_How to complete this task_:
Quote all of the data exactly as given. Skip every picture it contains.
*** Data listing Section Begins ***
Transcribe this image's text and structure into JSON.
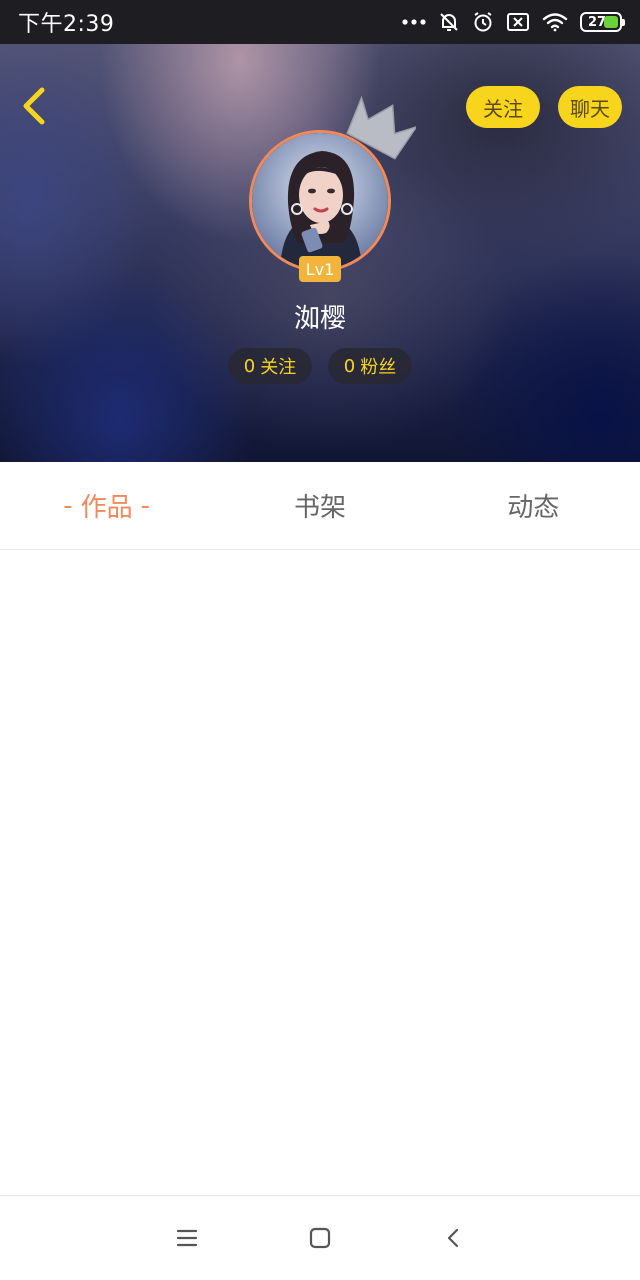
{
  "status_bar": {
    "time": "下午2:39",
    "battery_level": "27",
    "icons": [
      "more-dots-icon",
      "bell-muted-icon",
      "alarm-icon",
      "sim-off-icon",
      "wifi-icon",
      "battery-icon"
    ]
  },
  "header": {
    "back_icon": "chevron-left-icon",
    "follow_label": "关注",
    "chat_label": "聊天",
    "accent_color": "#f7d51d"
  },
  "profile": {
    "avatar": "avatar-photo",
    "crown_icon": "crown-icon",
    "level": "Lv1",
    "username": "洳樱",
    "following_count": "0",
    "following_label": "关注",
    "fans_count": "0",
    "fans_label": "粉丝"
  },
  "tabs": [
    {
      "label": "作品",
      "active": true,
      "dash": "-"
    },
    {
      "label": "书架",
      "active": false
    },
    {
      "label": "动态",
      "active": false
    }
  ],
  "nav_bar": {
    "icons": [
      "menu-icon",
      "home-square-icon",
      "back-chevron-icon"
    ]
  },
  "colors": {
    "active_tab": "#f08a5b",
    "level_badge": "#f2b43b",
    "pill_yellow": "#f7d51d"
  }
}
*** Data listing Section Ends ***
_Result of this exercise_:
Transcribe this image's text and structure into JSON.
{
  "status_bar": {
    "time": "下午2:39",
    "battery_level": "27",
    "icons": [
      "more-dots-icon",
      "bell-muted-icon",
      "alarm-icon",
      "sim-off-icon",
      "wifi-icon",
      "battery-icon"
    ]
  },
  "header": {
    "back_icon": "chevron-left-icon",
    "follow_label": "关注",
    "chat_label": "聊天",
    "accent_color": "#f7d51d"
  },
  "profile": {
    "avatar": "avatar-photo",
    "crown_icon": "crown-icon",
    "level": "Lv1",
    "username": "洳樱",
    "following_count": "0",
    "following_label": "关注",
    "fans_count": "0",
    "fans_label": "粉丝"
  },
  "tabs": [
    {
      "label": "作品",
      "active": true,
      "dash": "-"
    },
    {
      "label": "书架",
      "active": false
    },
    {
      "label": "动态",
      "active": false
    }
  ],
  "nav_bar": {
    "icons": [
      "menu-icon",
      "home-square-icon",
      "back-chevron-icon"
    ]
  },
  "colors": {
    "active_tab": "#f08a5b",
    "level_badge": "#f2b43b",
    "pill_yellow": "#f7d51d"
  }
}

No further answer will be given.